Excerpts from an interface dataset
================================

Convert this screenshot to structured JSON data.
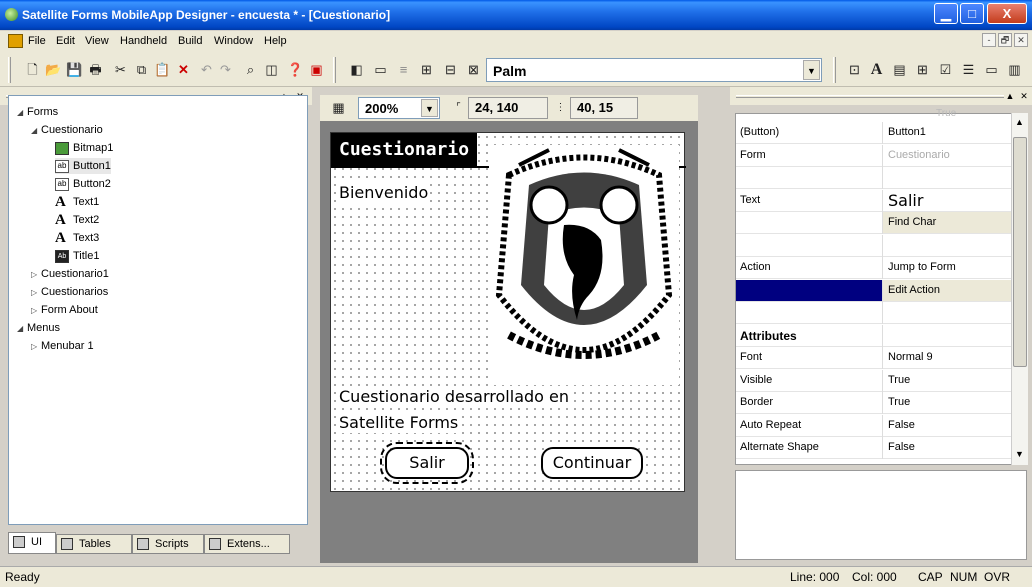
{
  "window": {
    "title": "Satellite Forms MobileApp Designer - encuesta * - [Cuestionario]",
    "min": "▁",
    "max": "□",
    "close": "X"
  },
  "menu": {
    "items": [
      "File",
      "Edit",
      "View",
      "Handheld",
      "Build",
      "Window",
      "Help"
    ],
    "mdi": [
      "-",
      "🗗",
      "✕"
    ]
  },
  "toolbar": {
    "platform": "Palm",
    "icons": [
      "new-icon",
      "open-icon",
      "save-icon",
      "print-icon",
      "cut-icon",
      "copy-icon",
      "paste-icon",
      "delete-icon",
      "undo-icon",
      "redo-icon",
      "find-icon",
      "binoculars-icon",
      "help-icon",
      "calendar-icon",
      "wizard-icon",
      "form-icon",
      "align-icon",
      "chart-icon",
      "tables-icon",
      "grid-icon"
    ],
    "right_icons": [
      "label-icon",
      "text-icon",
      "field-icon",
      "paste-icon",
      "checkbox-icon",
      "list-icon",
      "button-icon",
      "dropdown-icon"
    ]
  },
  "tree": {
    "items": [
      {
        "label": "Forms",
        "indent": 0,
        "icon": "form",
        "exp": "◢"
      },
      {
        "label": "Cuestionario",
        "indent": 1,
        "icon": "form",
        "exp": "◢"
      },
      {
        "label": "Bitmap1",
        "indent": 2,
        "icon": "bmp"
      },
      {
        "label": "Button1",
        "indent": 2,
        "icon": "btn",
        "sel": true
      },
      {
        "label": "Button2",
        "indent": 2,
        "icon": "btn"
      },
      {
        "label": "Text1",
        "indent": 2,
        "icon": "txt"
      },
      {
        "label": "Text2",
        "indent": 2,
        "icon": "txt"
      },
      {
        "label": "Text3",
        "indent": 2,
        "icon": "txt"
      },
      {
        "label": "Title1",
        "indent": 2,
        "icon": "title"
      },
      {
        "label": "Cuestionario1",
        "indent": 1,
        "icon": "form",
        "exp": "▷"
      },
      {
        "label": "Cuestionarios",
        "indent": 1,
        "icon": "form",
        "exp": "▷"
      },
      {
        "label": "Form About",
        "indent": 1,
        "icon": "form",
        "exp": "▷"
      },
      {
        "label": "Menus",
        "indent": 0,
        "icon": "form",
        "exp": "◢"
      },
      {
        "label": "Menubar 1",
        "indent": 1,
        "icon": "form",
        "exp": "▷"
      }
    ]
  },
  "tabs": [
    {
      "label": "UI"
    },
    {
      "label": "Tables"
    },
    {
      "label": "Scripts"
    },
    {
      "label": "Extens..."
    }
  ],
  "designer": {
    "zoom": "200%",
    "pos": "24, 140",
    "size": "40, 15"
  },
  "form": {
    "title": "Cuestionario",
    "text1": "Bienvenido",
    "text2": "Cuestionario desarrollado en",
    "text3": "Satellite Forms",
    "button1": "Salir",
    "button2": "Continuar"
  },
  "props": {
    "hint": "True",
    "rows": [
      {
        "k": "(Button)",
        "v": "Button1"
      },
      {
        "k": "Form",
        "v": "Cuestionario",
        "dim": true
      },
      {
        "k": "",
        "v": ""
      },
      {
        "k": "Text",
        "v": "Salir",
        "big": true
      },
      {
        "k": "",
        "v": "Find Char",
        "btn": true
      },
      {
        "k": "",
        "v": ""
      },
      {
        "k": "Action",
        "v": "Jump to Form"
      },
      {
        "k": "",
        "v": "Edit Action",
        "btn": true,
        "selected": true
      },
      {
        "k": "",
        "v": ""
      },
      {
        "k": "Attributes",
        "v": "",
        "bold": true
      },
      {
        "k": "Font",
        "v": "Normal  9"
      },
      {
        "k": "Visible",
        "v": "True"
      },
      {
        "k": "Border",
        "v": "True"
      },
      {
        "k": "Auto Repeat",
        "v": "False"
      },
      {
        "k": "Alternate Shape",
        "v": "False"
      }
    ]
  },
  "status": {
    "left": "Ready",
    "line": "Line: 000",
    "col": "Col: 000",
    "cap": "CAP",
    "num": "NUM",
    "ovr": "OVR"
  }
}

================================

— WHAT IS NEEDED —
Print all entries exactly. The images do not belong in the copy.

— EXPECTED OUTPUT —
Convert this screenshot to structured JSON data.
{
  "window": {
    "title": "Satellite Forms MobileApp Designer - encuesta * - [Cuestionario]",
    "min": "▁",
    "max": "□",
    "close": "X"
  },
  "menu": {
    "items": [
      "File",
      "Edit",
      "View",
      "Handheld",
      "Build",
      "Window",
      "Help"
    ],
    "mdi": [
      "-",
      "🗗",
      "✕"
    ]
  },
  "toolbar": {
    "platform": "Palm",
    "icons": [
      "new-icon",
      "open-icon",
      "save-icon",
      "print-icon",
      "cut-icon",
      "copy-icon",
      "paste-icon",
      "delete-icon",
      "undo-icon",
      "redo-icon",
      "find-icon",
      "binoculars-icon",
      "help-icon",
      "calendar-icon",
      "wizard-icon",
      "form-icon",
      "align-icon",
      "chart-icon",
      "tables-icon",
      "grid-icon"
    ],
    "right_icons": [
      "label-icon",
      "text-icon",
      "field-icon",
      "paste-icon",
      "checkbox-icon",
      "list-icon",
      "button-icon",
      "dropdown-icon"
    ]
  },
  "tree": {
    "items": [
      {
        "label": "Forms",
        "indent": 0,
        "icon": "form",
        "exp": "◢"
      },
      {
        "label": "Cuestionario",
        "indent": 1,
        "icon": "form",
        "exp": "◢"
      },
      {
        "label": "Bitmap1",
        "indent": 2,
        "icon": "bmp"
      },
      {
        "label": "Button1",
        "indent": 2,
        "icon": "btn",
        "sel": true
      },
      {
        "label": "Button2",
        "indent": 2,
        "icon": "btn"
      },
      {
        "label": "Text1",
        "indent": 2,
        "icon": "txt"
      },
      {
        "label": "Text2",
        "indent": 2,
        "icon": "txt"
      },
      {
        "label": "Text3",
        "indent": 2,
        "icon": "txt"
      },
      {
        "label": "Title1",
        "indent": 2,
        "icon": "title"
      },
      {
        "label": "Cuestionario1",
        "indent": 1,
        "icon": "form",
        "exp": "▷"
      },
      {
        "label": "Cuestionarios",
        "indent": 1,
        "icon": "form",
        "exp": "▷"
      },
      {
        "label": "Form About",
        "indent": 1,
        "icon": "form",
        "exp": "▷"
      },
      {
        "label": "Menus",
        "indent": 0,
        "icon": "form",
        "exp": "◢"
      },
      {
        "label": "Menubar 1",
        "indent": 1,
        "icon": "form",
        "exp": "▷"
      }
    ]
  },
  "tabs": [
    {
      "label": "UI"
    },
    {
      "label": "Tables"
    },
    {
      "label": "Scripts"
    },
    {
      "label": "Extens..."
    }
  ],
  "designer": {
    "zoom": "200%",
    "pos": "24, 140",
    "size": "40, 15"
  },
  "form": {
    "title": "Cuestionario",
    "text1": "Bienvenido",
    "text2": "Cuestionario desarrollado en",
    "text3": "Satellite Forms",
    "button1": "Salir",
    "button2": "Continuar"
  },
  "props": {
    "hint": "True",
    "rows": [
      {
        "k": "(Button)",
        "v": "Button1"
      },
      {
        "k": "Form",
        "v": "Cuestionario",
        "dim": true
      },
      {
        "k": "",
        "v": ""
      },
      {
        "k": "Text",
        "v": "Salir",
        "big": true
      },
      {
        "k": "",
        "v": "Find Char",
        "btn": true
      },
      {
        "k": "",
        "v": ""
      },
      {
        "k": "Action",
        "v": "Jump to Form"
      },
      {
        "k": "",
        "v": "Edit Action",
        "btn": true,
        "selected": true
      },
      {
        "k": "",
        "v": ""
      },
      {
        "k": "Attributes",
        "v": "",
        "bold": true
      },
      {
        "k": "Font",
        "v": "Normal  9"
      },
      {
        "k": "Visible",
        "v": "True"
      },
      {
        "k": "Border",
        "v": "True"
      },
      {
        "k": "Auto Repeat",
        "v": "False"
      },
      {
        "k": "Alternate Shape",
        "v": "False"
      }
    ]
  },
  "status": {
    "left": "Ready",
    "line": "Line: 000",
    "col": "Col: 000",
    "cap": "CAP",
    "num": "NUM",
    "ovr": "OVR"
  }
}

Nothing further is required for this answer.